If I were to have asked Bartlett Sher that question this past Sunday afternoon, I imagine he would have said that it shouldn't be treated like a masterpiece at all, but as a living, breathing work of its own time—not the time it was written. And by doing just that, he has created a My Fair Lady that speaks to today, while still harkening back to what made it such a popular and critical success. The original may have had a nineteen-year-old Julie Andrews as what many recall as a near-perfect Eliza Doolittle, but the show belonged to its top-billed star, Rex Harrison. Here, with barely changing a line, Lauren Ambrose's Eliza is now the star of the show. And it's not because the charismatic Harry Hadden-Paton is a lackluster Higgins. He is a more subdued one, yes. But he is still as much of a cranky adult and overgrown child as Harrison once was.
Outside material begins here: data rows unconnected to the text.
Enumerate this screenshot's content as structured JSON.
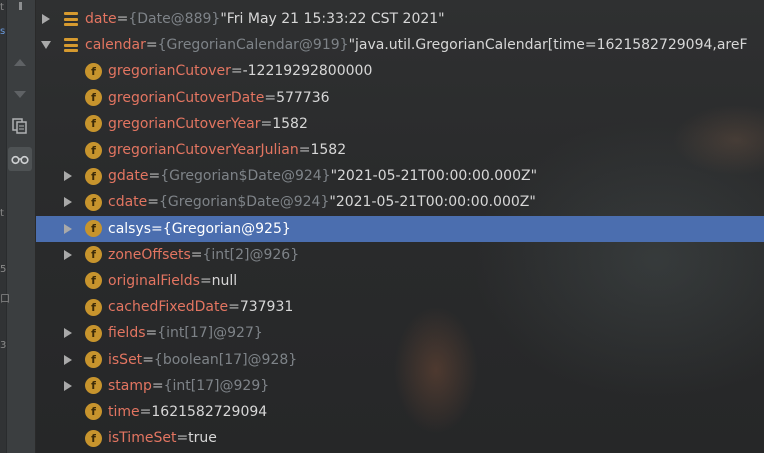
{
  "colors": {
    "field_name": "#e37561",
    "reference": "#7e8388",
    "value": "#d7d7d7",
    "selection": "#4b6eaf",
    "field_icon": "#c7942d"
  },
  "toolbar": {
    "icons": [
      "arrow-up-icon",
      "arrow-down-icon",
      "copy-icon",
      "glasses-icon"
    ],
    "edge_marks": [
      "t",
      "s",
      "t",
      "5",
      "口",
      "3"
    ]
  },
  "tree": {
    "rows": [
      {
        "name": "date",
        "eq": " = ",
        "ref": "{Date@889}",
        "val": " \"Fri May 21 15:33:22 CST 2021\""
      },
      {
        "name": "calendar",
        "eq": " = ",
        "ref": "{GregorianCalendar@919}",
        "val": " \"java.util.GregorianCalendar[time=1621582729094,areF"
      },
      {
        "name": "gregorianCutover",
        "eq": " = ",
        "ref": "",
        "val": "-12219292800000"
      },
      {
        "name": "gregorianCutoverDate",
        "eq": " = ",
        "ref": "",
        "val": "577736"
      },
      {
        "name": "gregorianCutoverYear",
        "eq": " = ",
        "ref": "",
        "val": "1582"
      },
      {
        "name": "gregorianCutoverYearJulian",
        "eq": " = ",
        "ref": "",
        "val": "1582"
      },
      {
        "name": "gdate",
        "eq": " = ",
        "ref": "{Gregorian$Date@924}",
        "val": " \"2021-05-21T00:00:00.000Z\""
      },
      {
        "name": "cdate",
        "eq": " = ",
        "ref": "{Gregorian$Date@924}",
        "val": " \"2021-05-21T00:00:00.000Z\""
      },
      {
        "name": "calsys",
        "eq": " = ",
        "ref": "{Gregorian@925}",
        "val": ""
      },
      {
        "name": "zoneOffsets",
        "eq": " = ",
        "ref": "{int[2]@926}",
        "val": ""
      },
      {
        "name": "originalFields",
        "eq": " = ",
        "ref": "",
        "val": "null"
      },
      {
        "name": "cachedFixedDate",
        "eq": " = ",
        "ref": "",
        "val": "737931"
      },
      {
        "name": "fields",
        "eq": " = ",
        "ref": "{int[17]@927}",
        "val": ""
      },
      {
        "name": "isSet",
        "eq": " = ",
        "ref": "{boolean[17]@928}",
        "val": ""
      },
      {
        "name": "stamp",
        "eq": " = ",
        "ref": "{int[17]@929}",
        "val": ""
      },
      {
        "name": "time",
        "eq": " = ",
        "ref": "",
        "val": "1621582729094"
      },
      {
        "name": "isTimeSet",
        "eq": " = ",
        "ref": "",
        "val": "true"
      }
    ]
  }
}
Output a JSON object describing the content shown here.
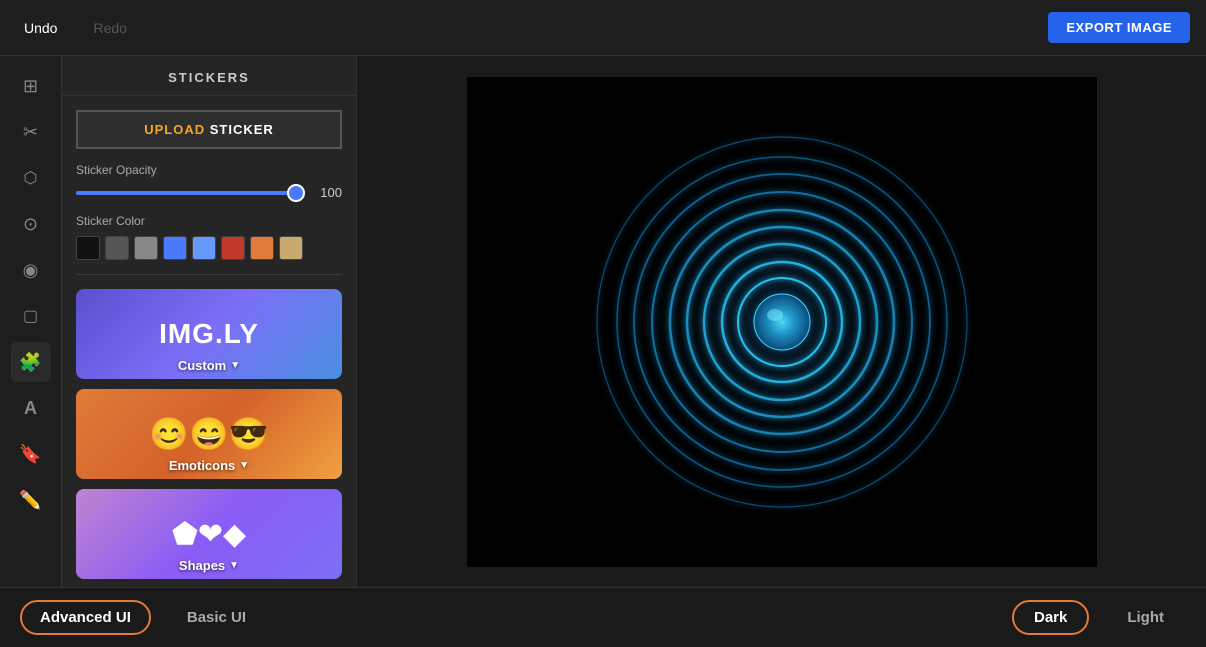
{
  "topbar": {
    "undo_label": "Undo",
    "redo_label": "Redo",
    "export_label": "EXPORT IMAGE"
  },
  "sidebar": {
    "title": "STICKERS",
    "upload_label_before": "UPLOAD",
    "upload_label_after": "STICKER",
    "opacity_label": "Sticker Opacity",
    "opacity_value": "100",
    "color_label": "Sticker Color",
    "colors": [
      {
        "hex": "#111111"
      },
      {
        "hex": "#555555"
      },
      {
        "hex": "#888888"
      },
      {
        "hex": "#4a7aff"
      },
      {
        "hex": "#6699ff"
      },
      {
        "hex": "#c0392b"
      },
      {
        "hex": "#e07b39"
      },
      {
        "hex": "#c8a96e"
      }
    ],
    "sticker_packs": [
      {
        "id": "custom",
        "label": "Custom"
      },
      {
        "id": "emoticons",
        "label": "Emoticons"
      },
      {
        "id": "shapes",
        "label": "Shapes"
      }
    ]
  },
  "iconbar": {
    "icons": [
      {
        "name": "layout-icon",
        "glyph": "▦"
      },
      {
        "name": "crop-icon",
        "glyph": "⊞"
      },
      {
        "name": "filter-icon",
        "glyph": "◉"
      },
      {
        "name": "adjustment-icon",
        "glyph": "⊙"
      },
      {
        "name": "focus-icon",
        "glyph": "◎"
      },
      {
        "name": "frame-icon",
        "glyph": "▢"
      },
      {
        "name": "sticker-icon",
        "glyph": "✦",
        "active": true
      },
      {
        "name": "text-icon",
        "glyph": "A"
      },
      {
        "name": "overlay-icon",
        "glyph": "⊟"
      },
      {
        "name": "brush-icon",
        "glyph": "✏"
      }
    ]
  },
  "bottombar": {
    "advanced_ui_label": "Advanced UI",
    "basic_ui_label": "Basic UI",
    "dark_label": "Dark",
    "light_label": "Light"
  }
}
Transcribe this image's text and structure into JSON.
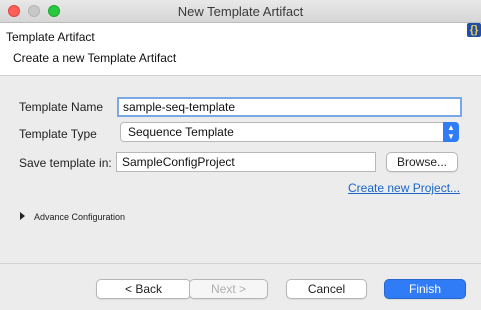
{
  "window": {
    "title": "New Template Artifact"
  },
  "header": {
    "title": "Template Artifact",
    "subtitle": "Create a new Template Artifact",
    "icon": "template-logo-icon",
    "icon_glyph": "{}"
  },
  "form": {
    "name_label": "Template Name",
    "name_value": "sample-seq-template",
    "type_label": "Template Type",
    "type_value": "Sequence Template",
    "save_label": "Save template in:",
    "save_value": "SampleConfigProject",
    "browse_label": "Browse...",
    "create_project_link": "Create new Project...",
    "advance_label": "Advance Configuration"
  },
  "buttons": {
    "back": "< Back",
    "next": "Next >",
    "cancel": "Cancel",
    "finish": "Finish"
  },
  "colors": {
    "accent": "#2f7cf6",
    "link": "#1a66c8",
    "close": "#fe5f57",
    "zoom": "#28c840"
  }
}
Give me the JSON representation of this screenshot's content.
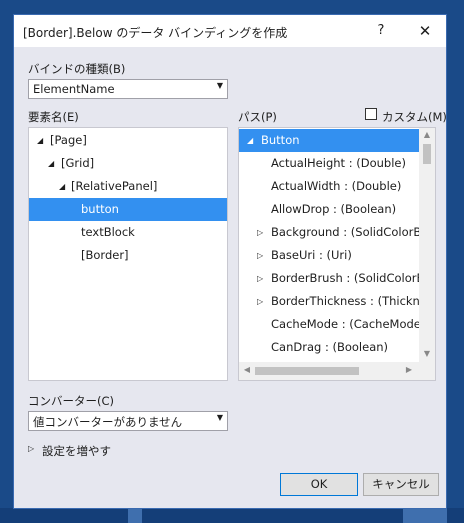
{
  "window": {
    "title": "[Border].Below のデータ バインディングを作成",
    "help_label": "?",
    "close_label": "✕"
  },
  "binding_type": {
    "label": "バインドの種類(B)",
    "selected": "ElementName"
  },
  "element_name": {
    "label": "要素名(E)",
    "items": [
      {
        "label": "[Page]",
        "expanded": true,
        "selected": false
      },
      {
        "label": "[Grid]",
        "expanded": true,
        "selected": false
      },
      {
        "label": "[RelativePanel]",
        "expanded": true,
        "selected": false
      },
      {
        "label": "button",
        "expanded": null,
        "selected": true
      },
      {
        "label": "textBlock",
        "expanded": null,
        "selected": false
      },
      {
        "label": "[Border]",
        "expanded": null,
        "selected": false
      }
    ]
  },
  "path": {
    "label": "パス(P)",
    "custom_label": "カスタム(M)",
    "custom_checked": false,
    "items": [
      {
        "label": "Button",
        "expandable": "open",
        "selected": true
      },
      {
        "label": "ActualHeight : (Double)",
        "expandable": null,
        "selected": false
      },
      {
        "label": "ActualWidth : (Double)",
        "expandable": null,
        "selected": false
      },
      {
        "label": "AllowDrop : (Boolean)",
        "expandable": null,
        "selected": false
      },
      {
        "label": "Background : (SolidColorBrush)",
        "expandable": "closed",
        "selected": false
      },
      {
        "label": "BaseUri : (Uri)",
        "expandable": "closed",
        "selected": false
      },
      {
        "label": "BorderBrush : (SolidColorBrush)",
        "expandable": "closed",
        "selected": false
      },
      {
        "label": "BorderThickness : (Thickness)",
        "expandable": "closed",
        "selected": false
      },
      {
        "label": "CacheMode : (CacheMode)",
        "expandable": null,
        "selected": false
      },
      {
        "label": "CanDrag : (Boolean)",
        "expandable": null,
        "selected": false
      }
    ]
  },
  "converter": {
    "label": "コンバーター(C)",
    "selected": "値コンバーターがありません"
  },
  "more_settings": {
    "label": "設定を増やす"
  },
  "buttons": {
    "ok_label": "OK",
    "cancel_label": "キャンセル"
  },
  "colors": {
    "selection": "#3390f0",
    "dialog_bg": "#e6e7ef",
    "default_button_border": "#0078d7"
  }
}
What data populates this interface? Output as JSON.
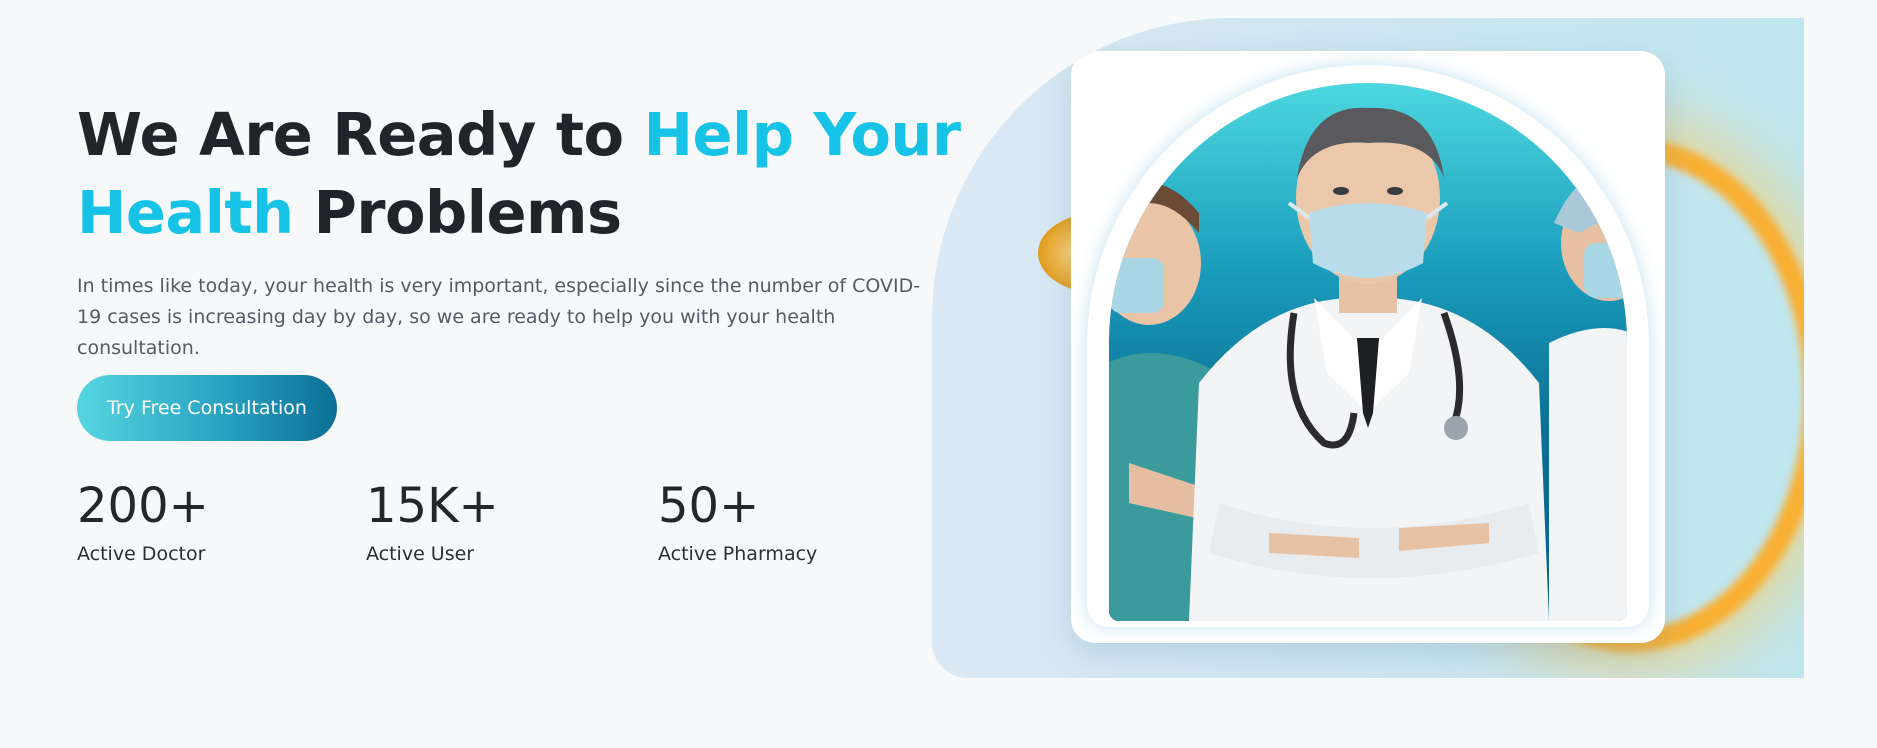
{
  "hero": {
    "title_part1": "We Are Ready to ",
    "title_accent1": "Help Your",
    "title_accent2": "Health",
    "title_part2": " Problems",
    "description": "In times like today, your health is very important, especially since the number of COVID-19 cases is increasing day by day, so we are ready to help you with your health consultation.",
    "cta_label": "Try Free Consultation"
  },
  "stats": [
    {
      "value": "200+",
      "label": "Active Doctor"
    },
    {
      "value": "15K+",
      "label": "Active User"
    },
    {
      "value": "50+",
      "label": "Active Pharmacy"
    }
  ],
  "colors": {
    "accent": "#16c3e6",
    "heading": "#22242a",
    "cta_gradient_start": "#55d6e0",
    "cta_gradient_end": "#0c6f95",
    "background": "#f6f8fa"
  },
  "image": {
    "subject": "doctors-with-masks-photo"
  }
}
Lauren Ambrose and Harry Hadden-Paton in My Fair Lady (2018).
Without divulging the answers, these are the questions Sher has raised with this My Fair Lady: Should audiences today still root for Higgins and Eliza to be together? And if so, at what cost is it then to Eliza's newly-built independence? Back in 1956, did anyone think Harrison's Higgins was really going to change for her once the curtain fell? Or that Eliza would be successful in softening him? Or was that just a collective wish? And if so, can we go back to wishing such things anymore? In the sixty-two years since My Fair Lady first opened, haven't we finally woke up from that dream?
At the end of the day, my weekend of Shaw did prove one thing: that the old guy is the winner and still champ (he was born 161 years ago). There's no question that today's audiences can benefit from listening to the arguments for which many of his characters have become famous the world over. Particularly when directors like Dan Sullivan and Bartlett Sher are confident in mining the words for what's behind their intent, as well as for keeping a keen eye on what keeps them relevant—and surprising.
If you enjoy these columns, check out Up in the Cheap Seats: a Historical Memoir of Broadway, now at Amazon.com in hardcover, softcover and e-book. Email me with comments or questions at Ron@ronfassler.org.